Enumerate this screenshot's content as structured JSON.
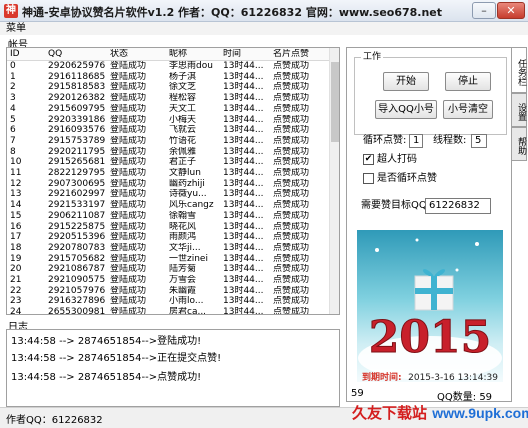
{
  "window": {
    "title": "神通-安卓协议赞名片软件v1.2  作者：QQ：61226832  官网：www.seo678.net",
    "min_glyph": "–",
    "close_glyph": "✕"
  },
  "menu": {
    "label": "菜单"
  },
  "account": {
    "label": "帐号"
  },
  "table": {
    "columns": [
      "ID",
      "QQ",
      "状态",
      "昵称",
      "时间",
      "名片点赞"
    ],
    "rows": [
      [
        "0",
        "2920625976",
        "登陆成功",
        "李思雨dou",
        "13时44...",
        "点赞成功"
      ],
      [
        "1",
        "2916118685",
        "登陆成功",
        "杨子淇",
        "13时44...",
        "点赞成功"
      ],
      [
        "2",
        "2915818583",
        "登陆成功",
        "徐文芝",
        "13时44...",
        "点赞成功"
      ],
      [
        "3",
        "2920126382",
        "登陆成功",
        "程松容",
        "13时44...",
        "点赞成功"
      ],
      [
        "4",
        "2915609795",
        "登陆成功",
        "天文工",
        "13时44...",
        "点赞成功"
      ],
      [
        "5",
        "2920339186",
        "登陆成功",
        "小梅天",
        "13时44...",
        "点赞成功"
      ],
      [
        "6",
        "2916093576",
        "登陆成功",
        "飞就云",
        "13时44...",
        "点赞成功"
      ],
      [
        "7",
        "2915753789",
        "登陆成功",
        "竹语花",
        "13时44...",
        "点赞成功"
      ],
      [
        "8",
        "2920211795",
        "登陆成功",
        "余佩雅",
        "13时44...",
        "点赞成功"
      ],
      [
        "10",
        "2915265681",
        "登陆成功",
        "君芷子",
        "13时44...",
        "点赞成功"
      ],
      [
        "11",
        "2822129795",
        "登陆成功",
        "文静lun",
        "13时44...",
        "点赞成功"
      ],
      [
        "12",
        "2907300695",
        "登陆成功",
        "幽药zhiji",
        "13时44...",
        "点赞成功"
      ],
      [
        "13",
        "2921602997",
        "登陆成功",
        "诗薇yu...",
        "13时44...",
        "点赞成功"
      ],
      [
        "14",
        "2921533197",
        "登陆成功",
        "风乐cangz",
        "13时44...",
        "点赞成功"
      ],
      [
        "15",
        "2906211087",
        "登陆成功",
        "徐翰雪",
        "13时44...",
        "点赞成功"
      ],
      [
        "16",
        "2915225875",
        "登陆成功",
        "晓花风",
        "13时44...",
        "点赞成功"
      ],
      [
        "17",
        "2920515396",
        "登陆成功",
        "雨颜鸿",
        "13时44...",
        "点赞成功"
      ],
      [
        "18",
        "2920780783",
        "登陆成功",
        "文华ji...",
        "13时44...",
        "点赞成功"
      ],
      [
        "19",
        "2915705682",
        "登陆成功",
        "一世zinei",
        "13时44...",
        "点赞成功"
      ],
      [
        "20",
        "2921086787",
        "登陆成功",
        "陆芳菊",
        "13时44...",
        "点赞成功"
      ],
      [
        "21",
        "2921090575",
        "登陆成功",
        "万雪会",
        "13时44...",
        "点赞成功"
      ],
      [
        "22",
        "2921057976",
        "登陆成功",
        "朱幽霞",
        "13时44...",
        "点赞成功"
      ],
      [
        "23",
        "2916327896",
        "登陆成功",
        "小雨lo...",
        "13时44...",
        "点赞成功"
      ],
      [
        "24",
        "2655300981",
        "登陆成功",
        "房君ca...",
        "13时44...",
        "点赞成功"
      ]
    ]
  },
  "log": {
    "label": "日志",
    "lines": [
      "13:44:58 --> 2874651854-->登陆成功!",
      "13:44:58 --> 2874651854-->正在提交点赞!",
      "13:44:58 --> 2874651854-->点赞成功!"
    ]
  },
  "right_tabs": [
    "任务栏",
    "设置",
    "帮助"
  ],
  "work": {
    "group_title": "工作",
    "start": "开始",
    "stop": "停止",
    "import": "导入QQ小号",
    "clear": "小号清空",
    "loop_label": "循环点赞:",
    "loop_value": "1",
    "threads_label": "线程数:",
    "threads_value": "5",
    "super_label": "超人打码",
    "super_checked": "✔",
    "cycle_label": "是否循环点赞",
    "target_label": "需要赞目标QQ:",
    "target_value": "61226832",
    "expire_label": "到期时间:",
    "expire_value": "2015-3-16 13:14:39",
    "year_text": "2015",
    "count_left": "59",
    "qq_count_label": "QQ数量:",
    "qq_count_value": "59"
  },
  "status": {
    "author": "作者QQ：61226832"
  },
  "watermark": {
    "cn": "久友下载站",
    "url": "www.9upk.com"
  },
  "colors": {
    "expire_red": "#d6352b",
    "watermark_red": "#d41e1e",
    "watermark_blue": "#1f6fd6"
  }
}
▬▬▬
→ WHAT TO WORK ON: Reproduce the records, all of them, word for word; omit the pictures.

→ RESULT OF THIS EXERCISE:
Enumerate this screenshot's content as structured JSON.
{
  "window": {
    "title": "神通-安卓协议赞名片软件v1.2  作者：QQ：61226832  官网：www.seo678.net",
    "min_glyph": "–",
    "close_glyph": "✕"
  },
  "menu": {
    "label": "菜单"
  },
  "account": {
    "label": "帐号"
  },
  "table": {
    "columns": [
      "ID",
      "QQ",
      "状态",
      "昵称",
      "时间",
      "名片点赞"
    ],
    "rows": [
      [
        "0",
        "2920625976",
        "登陆成功",
        "李思雨dou",
        "13时44...",
        "点赞成功"
      ],
      [
        "1",
        "2916118685",
        "登陆成功",
        "杨子淇",
        "13时44...",
        "点赞成功"
      ],
      [
        "2",
        "2915818583",
        "登陆成功",
        "徐文芝",
        "13时44...",
        "点赞成功"
      ],
      [
        "3",
        "2920126382",
        "登陆成功",
        "程松容",
        "13时44...",
        "点赞成功"
      ],
      [
        "4",
        "2915609795",
        "登陆成功",
        "天文工",
        "13时44...",
        "点赞成功"
      ],
      [
        "5",
        "2920339186",
        "登陆成功",
        "小梅天",
        "13时44...",
        "点赞成功"
      ],
      [
        "6",
        "2916093576",
        "登陆成功",
        "飞就云",
        "13时44...",
        "点赞成功"
      ],
      [
        "7",
        "2915753789",
        "登陆成功",
        "竹语花",
        "13时44...",
        "点赞成功"
      ],
      [
        "8",
        "2920211795",
        "登陆成功",
        "余佩雅",
        "13时44...",
        "点赞成功"
      ],
      [
        "10",
        "2915265681",
        "登陆成功",
        "君芷子",
        "13时44...",
        "点赞成功"
      ],
      [
        "11",
        "2822129795",
        "登陆成功",
        "文静lun",
        "13时44...",
        "点赞成功"
      ],
      [
        "12",
        "2907300695",
        "登陆成功",
        "幽药zhiji",
        "13时44...",
        "点赞成功"
      ],
      [
        "13",
        "2921602997",
        "登陆成功",
        "诗薇yu...",
        "13时44...",
        "点赞成功"
      ],
      [
        "14",
        "2921533197",
        "登陆成功",
        "风乐cangz",
        "13时44...",
        "点赞成功"
      ],
      [
        "15",
        "2906211087",
        "登陆成功",
        "徐翰雪",
        "13时44...",
        "点赞成功"
      ],
      [
        "16",
        "2915225875",
        "登陆成功",
        "晓花风",
        "13时44...",
        "点赞成功"
      ],
      [
        "17",
        "2920515396",
        "登陆成功",
        "雨颜鸿",
        "13时44...",
        "点赞成功"
      ],
      [
        "18",
        "2920780783",
        "登陆成功",
        "文华ji...",
        "13时44...",
        "点赞成功"
      ],
      [
        "19",
        "2915705682",
        "登陆成功",
        "一世zinei",
        "13时44...",
        "点赞成功"
      ],
      [
        "20",
        "2921086787",
        "登陆成功",
        "陆芳菊",
        "13时44...",
        "点赞成功"
      ],
      [
        "21",
        "2921090575",
        "登陆成功",
        "万雪会",
        "13时44...",
        "点赞成功"
      ],
      [
        "22",
        "2921057976",
        "登陆成功",
        "朱幽霞",
        "13时44...",
        "点赞成功"
      ],
      [
        "23",
        "2916327896",
        "登陆成功",
        "小雨lo...",
        "13时44...",
        "点赞成功"
      ],
      [
        "24",
        "2655300981",
        "登陆成功",
        "房君ca...",
        "13时44...",
        "点赞成功"
      ]
    ]
  },
  "log": {
    "label": "日志",
    "lines": [
      "13:44:58 --> 2874651854-->登陆成功!",
      "13:44:58 --> 2874651854-->正在提交点赞!",
      "13:44:58 --> 2874651854-->点赞成功!"
    ]
  },
  "right_tabs": [
    "任务栏",
    "设置",
    "帮助"
  ],
  "work": {
    "group_title": "工作",
    "start": "开始",
    "stop": "停止",
    "import": "导入QQ小号",
    "clear": "小号清空",
    "loop_label": "循环点赞:",
    "loop_value": "1",
    "threads_label": "线程数:",
    "threads_value": "5",
    "super_label": "超人打码",
    "super_checked": "✔",
    "cycle_label": "是否循环点赞",
    "target_label": "需要赞目标QQ:",
    "target_value": "61226832",
    "expire_label": "到期时间:",
    "expire_value": "2015-3-16 13:14:39",
    "year_text": "2015",
    "count_left": "59",
    "qq_count_label": "QQ数量:",
    "qq_count_value": "59"
  },
  "status": {
    "author": "作者QQ：61226832"
  },
  "watermark": {
    "cn": "久友下载站",
    "url": "www.9upk.com"
  },
  "colors": {
    "expire_red": "#d6352b",
    "watermark_red": "#d41e1e",
    "watermark_blue": "#1f6fd6"
  }
}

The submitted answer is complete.